Is ovarian cancer a death sentence? Not with new technology it isn’t

Cancer. The big C word. The big, bad wolf of medical ailments. The boogie man of bodily problems.

Cancer is scary in and of itself. But what is scarier is that more and more people are being diagnosed with cancer. They say if you either know someone who has cancer or will know someone who has cancer in your lifetime. What is scariest is that person might be you.

I thought I would never encounter this haunted disease, but then it hit my family hard. My grandma was diagnosed with cervical cancer. She was a lucky one that was given a high percentage chance to beat the nasty disease, and so far she has held to that.

But for many cancer ruins and changes lives. And there is one cancer that is considered one of the scariest.  Ovarian cancer may not get as much attention as breast cancer but it is the most fatal cancer to affect women. Why? The symptoms are like a whisper, often explained as other things. While breast cancer is often detected when a woman finds a lump in her breast, ovarian cancer is usually caught long after the cancer has nestled its way deep into the tissue, too deep for traditional cancer fighting actions to make any difference.

With that sad thought in your mind, don’t fret. The numbers for ovarian cancer are decreasing, and an article from September 2011 issue of the new magazine called “Health Magazine” is telling us why.

Deaths associated with the disease are decreasing simply because fewer women are even getting the nasty cancer. (Yay!) The magazine conjectures that fewer women are getting the disease because they are on the Pill (birth control taken by mouth that releases hormones to keep a  woman from ovulating. This is often to prevent pregnancy, but the hormones can have other positive and negative affects as well). “The fewer times a woman ovulated over a lifetime, the lower her risk of ovarian cancer,” states the mag.

But birth control is not the only savior in the case of ovarian cancer.
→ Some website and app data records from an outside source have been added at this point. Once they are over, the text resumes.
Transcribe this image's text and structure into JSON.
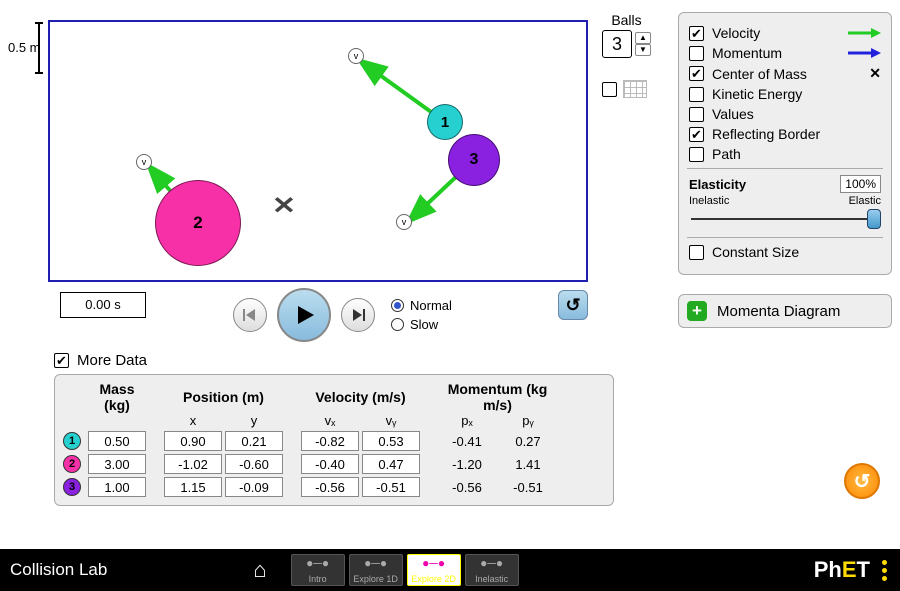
{
  "scale_label": "0.5 m",
  "balls_panel": {
    "label": "Balls",
    "count": "3"
  },
  "grid_on": false,
  "checks": {
    "velocity": {
      "label": "Velocity",
      "on": true
    },
    "momentum": {
      "label": "Momentum",
      "on": false
    },
    "com": {
      "label": "Center of Mass",
      "on": true
    },
    "ke": {
      "label": "Kinetic Energy",
      "on": false
    },
    "values": {
      "label": "Values",
      "on": false
    },
    "reflecting": {
      "label": "Reflecting Border",
      "on": true
    },
    "path": {
      "label": "Path",
      "on": false
    },
    "constant": {
      "label": "Constant Size",
      "on": false
    }
  },
  "elasticity": {
    "label": "Elasticity",
    "value": "100%",
    "lo": "Inelastic",
    "hi": "Elastic"
  },
  "momenta_label": "Momenta Diagram",
  "time": "0.00 s",
  "speed": {
    "normal": "Normal",
    "slow": "Slow",
    "sel": "normal"
  },
  "more_data": {
    "label": "More Data",
    "on": true
  },
  "table": {
    "headers": {
      "mass": "Mass (kg)",
      "position": "Position (m)",
      "velocity": "Velocity (m/s)",
      "momentum": "Momentum (kg m/s)"
    },
    "sub": {
      "x": "x",
      "y": "y",
      "vx": "vₓ",
      "vy": "vᵧ",
      "px": "pₓ",
      "py": "pᵧ"
    },
    "rows": [
      {
        "color": "#26d0d0",
        "mass": "0.50",
        "x": "0.90",
        "y": "0.21",
        "vx": "-0.82",
        "vy": "0.53",
        "px": "-0.41",
        "py": "0.27"
      },
      {
        "color": "#f830a8",
        "mass": "3.00",
        "x": "-1.02",
        "y": "-0.60",
        "vx": "-0.40",
        "vy": "0.47",
        "px": "-1.20",
        "py": "1.41"
      },
      {
        "color": "#8a20e0",
        "mass": "1.00",
        "x": "1.15",
        "y": "-0.09",
        "vx": "-0.56",
        "vy": "-0.51",
        "px": "-0.56",
        "py": "-0.51"
      }
    ]
  },
  "nav": {
    "title": "Collision Lab",
    "screens": [
      "Intro",
      "Explore 1D",
      "Explore 2D",
      "Inelastic"
    ],
    "sel": 2,
    "logo": "PhET"
  }
}
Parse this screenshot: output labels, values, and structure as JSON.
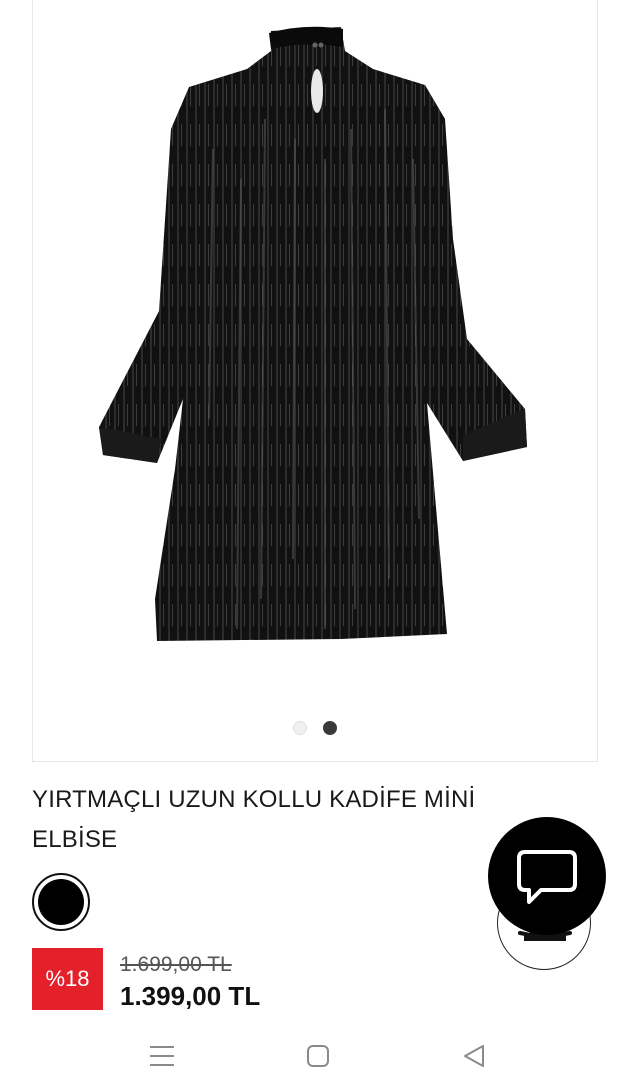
{
  "product": {
    "title": "YIRTMAÇLI UZUN KOLLU KADİFE MİNİ ELBİSE",
    "color_swatch": "#000000",
    "discount_label": "%18",
    "old_price": "1.699,00 TL",
    "new_price": "1.399,00 TL"
  },
  "gallery": {
    "image_icon": "black-dress-image",
    "slide_count": 2,
    "active_slide": 2
  },
  "actions": {
    "chat_icon": "chat-bubble-icon",
    "secondary_icon": "gift-icon"
  },
  "nav": {
    "icons": [
      "menu-icon",
      "home-icon",
      "back-icon"
    ]
  },
  "colors": {
    "discount_red": "#e4202a",
    "chat_fab_bg": "#000000"
  }
}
Surgeons are actually operating smarter and better. You would think that after paying a pretty penny into your Cigna health insurance that you would be able to get the best surgery possible. But when technology was not up to snuff, this was not always possible. While we do not have a cure for cancer yet, the technology to treat and fight cancer is more advanced, allowing doctors to fully penetrate the site of the cancer to zap it out.

Other non surgical treatments have improved as well. The “Health Magazine” states that chemotherapy treatments have improved. One size does not fit all and chemo now can be administered in many different ways, which increases the likelihood of survival.

And finally, more people are educated about the disease. While ovarian cancer is not common enough that you will need a yearly screening, people who have a history of the disease in their family are getting screened because they are most susceptible.